Faculty Associates

Erin Gordon, M.D.

Assistant Professor
Division of Pulmonary and Critical Care Medicine
Department of Medicine
University of California, San Francisco

513 Parnassus Ave, HSE-201
San Francisco, CA 94143

Tel: 415-476-9456

Website:
Erin Gordon

Erin Gordon is an Assistant Professor in the Division of Pulmonary and Critical Care Medicine in the Department of Medicine. She completed both her B.S. in Biochemisty at the University of California, Berkeley and M.D. at the University of Southern California. After completing her internship and residency in Internal Medicine at the University of California, San Diego, she pursued fellowship training in Pulmonary and Critical Care Medicine at the University of California, San Francisco. She then completed a postdoctoral research fellowship in the laboratory of Dr. John Fahy in the Airway Clinical Research Center and Cardiovascular Research Institute at the University of California, San Francisco.

The Gordon laboratory is a translational research lab focused on understanding how genetics influence disease heterogeneity in asthma. Our laboratory is particularly focused on understanding the molecular mechanisms that underlie the asthma risk conferred by asthmaassociated genes: IL-33, IL1RL1, and GSDMB. IL-33 is an epithelial derived cytokine and both it and its receptor ST2 (encoded by the IL1RL1 gene) are among the most replicated genome wide association study hits for asthma. We have discovered polymorphisms in these genes that influence gene expression in airway epithelial cells and we are using CRISPR based gene editing to determine the causal polymorphism. We have also found that polymorphisms in these genes are associated with the type 2 high asthma endotype. The GSDMB locus is also among the most replicated asthma genetic loci and the gene encodes a membrane pore forming protein. We have discovered that the gasdermin family of proteins is involved in the secretion of IL-33 from airway epithelial cells. Finally, we have been studying the role of type 2 inflammation and basal cell differentiation in the epithelium of patients with chronic rhinosinusitis with nasal polyps, a disease closely related clinically to severe asthma.
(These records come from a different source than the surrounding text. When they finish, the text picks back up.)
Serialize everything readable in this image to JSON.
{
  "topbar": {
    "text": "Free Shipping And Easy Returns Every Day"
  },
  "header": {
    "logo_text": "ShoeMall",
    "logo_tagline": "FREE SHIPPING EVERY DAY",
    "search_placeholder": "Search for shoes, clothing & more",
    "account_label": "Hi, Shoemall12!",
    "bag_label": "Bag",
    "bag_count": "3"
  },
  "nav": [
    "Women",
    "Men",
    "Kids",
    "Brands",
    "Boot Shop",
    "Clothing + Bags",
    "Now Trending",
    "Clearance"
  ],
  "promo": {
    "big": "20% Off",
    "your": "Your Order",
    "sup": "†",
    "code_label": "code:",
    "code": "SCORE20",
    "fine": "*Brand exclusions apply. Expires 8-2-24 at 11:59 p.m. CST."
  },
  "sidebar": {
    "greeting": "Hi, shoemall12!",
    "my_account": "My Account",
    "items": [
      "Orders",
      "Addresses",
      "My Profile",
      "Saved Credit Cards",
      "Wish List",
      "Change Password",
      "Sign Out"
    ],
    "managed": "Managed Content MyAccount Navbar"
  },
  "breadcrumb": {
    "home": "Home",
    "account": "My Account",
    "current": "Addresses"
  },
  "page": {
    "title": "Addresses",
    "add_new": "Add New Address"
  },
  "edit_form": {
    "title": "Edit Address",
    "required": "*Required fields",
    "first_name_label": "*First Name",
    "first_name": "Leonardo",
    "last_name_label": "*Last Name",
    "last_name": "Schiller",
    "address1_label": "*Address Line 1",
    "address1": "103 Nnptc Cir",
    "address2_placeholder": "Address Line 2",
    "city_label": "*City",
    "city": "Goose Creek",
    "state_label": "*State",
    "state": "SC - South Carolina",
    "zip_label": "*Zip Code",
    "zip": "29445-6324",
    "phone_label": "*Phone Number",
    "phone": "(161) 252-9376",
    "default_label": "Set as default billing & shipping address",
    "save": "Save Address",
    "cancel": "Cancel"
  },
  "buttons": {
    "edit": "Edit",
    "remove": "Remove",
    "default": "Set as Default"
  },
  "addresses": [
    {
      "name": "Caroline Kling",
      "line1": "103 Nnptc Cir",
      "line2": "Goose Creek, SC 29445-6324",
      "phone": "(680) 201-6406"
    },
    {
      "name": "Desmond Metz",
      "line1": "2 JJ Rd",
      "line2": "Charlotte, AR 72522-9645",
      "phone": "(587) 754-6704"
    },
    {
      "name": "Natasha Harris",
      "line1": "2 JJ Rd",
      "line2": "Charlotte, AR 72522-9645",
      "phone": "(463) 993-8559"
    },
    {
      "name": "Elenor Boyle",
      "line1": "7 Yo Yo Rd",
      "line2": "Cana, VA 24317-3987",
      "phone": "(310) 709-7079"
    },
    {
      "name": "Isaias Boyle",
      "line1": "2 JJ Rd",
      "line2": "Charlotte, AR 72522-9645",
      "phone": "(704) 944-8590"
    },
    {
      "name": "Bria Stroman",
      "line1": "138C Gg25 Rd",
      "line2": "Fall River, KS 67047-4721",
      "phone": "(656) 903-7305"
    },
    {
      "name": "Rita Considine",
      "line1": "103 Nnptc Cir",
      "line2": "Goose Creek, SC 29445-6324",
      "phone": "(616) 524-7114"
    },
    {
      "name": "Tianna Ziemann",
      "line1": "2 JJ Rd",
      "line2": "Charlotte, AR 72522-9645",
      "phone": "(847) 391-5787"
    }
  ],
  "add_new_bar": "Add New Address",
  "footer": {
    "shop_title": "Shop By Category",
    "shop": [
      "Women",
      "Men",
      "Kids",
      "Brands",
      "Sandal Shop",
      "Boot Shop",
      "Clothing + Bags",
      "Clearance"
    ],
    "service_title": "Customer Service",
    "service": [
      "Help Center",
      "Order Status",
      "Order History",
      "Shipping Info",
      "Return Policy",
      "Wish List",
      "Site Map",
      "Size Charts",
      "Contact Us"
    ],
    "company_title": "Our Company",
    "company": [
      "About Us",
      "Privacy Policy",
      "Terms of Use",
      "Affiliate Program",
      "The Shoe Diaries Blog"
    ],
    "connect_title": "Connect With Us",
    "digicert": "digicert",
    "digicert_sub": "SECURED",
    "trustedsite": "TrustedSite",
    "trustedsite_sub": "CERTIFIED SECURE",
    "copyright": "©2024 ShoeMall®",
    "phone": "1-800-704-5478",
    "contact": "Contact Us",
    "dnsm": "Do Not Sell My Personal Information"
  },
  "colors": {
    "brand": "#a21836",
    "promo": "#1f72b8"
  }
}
Selected Publications:
  1. Lachowicz-Scroggins ME, Gordon ED, Wesolowska-Andersen A, Jackson ND, MacLeod HJ, Sharp LZ, Sun M, Seibold MA, Fahy JV. Cadherin-26 (CDH26) regulates airway epithelial cell cytoskeletal structure and polarity. Cell Discov. 2018; 4:7. PMID: 29449961
  2. Gordon ED, Simpson LJ, Rios CL, Ringel L, Lachowicz-Scroggins ME, Peters MC, Wesolowska-Andersen A, Gonzalez JR, MacLeod HJ, Christian LS, Yuan S, Barry L, Woodruff PG, Ansel KM, Nocka K, Seibold MA, Fahy JV. Alternative splicing of IL-33 and type 2 inflammation in asthma. PNAS, 2016; 113(31):8765-70. PMCID: PMC4978244
  3. Gordon ED, Locksley RM, Fahy JV. Cross-Talk between Epithelial Cells and Type 2 Immune Signaling. The Role of IL-25. Am J Respir Crit Care Med. 2016 May 1;193(9):935-6. PMCID: PMC4872659
  4. Gordon ED, Palandra J, Wesolowska-Andersen A, Ringel L, Rios CL, LachowiczScroggins ME, Sharp LZ, Everman JL, MacLeod HJ, Lee JW, Mason RJ, Matthay MA, Sheldon RT, Peters MC, Nocka KH, Fahy JV, Seibold MA. IL1RL1 Asthma Risk Variants Regulate Airway Type 2 Inflammation. JCI Insight. 2016;1(14):287871. PMCID: PMC5033813
  5. Sweerus K*, Lachowicz-Scroggins ME*, Gordon ED, LaFemina M, Huang X, Parikh M, Fahy JV, Frank JA. Claudin-18 deficiency is associated with airway epithelial barrier dysfunction and asthma. J Allergy Clin ImmunoI, 2016 Apr 20. pii: S0091-6749(16)30089-6. PMCID: PMC5073041
  6. Gordon ED, Sidhu SS, Wang ZE, Woodruff PG, Yuan S, Solon MC, Conway SJ, Huang X, Locksley RM, Fahy JV. A protective role of periostin and TGF-b in IgEmediated allergy and airway hyperresponsiveness. Clinical and Experimental Allergy, 2012. PMCID: PMC3271792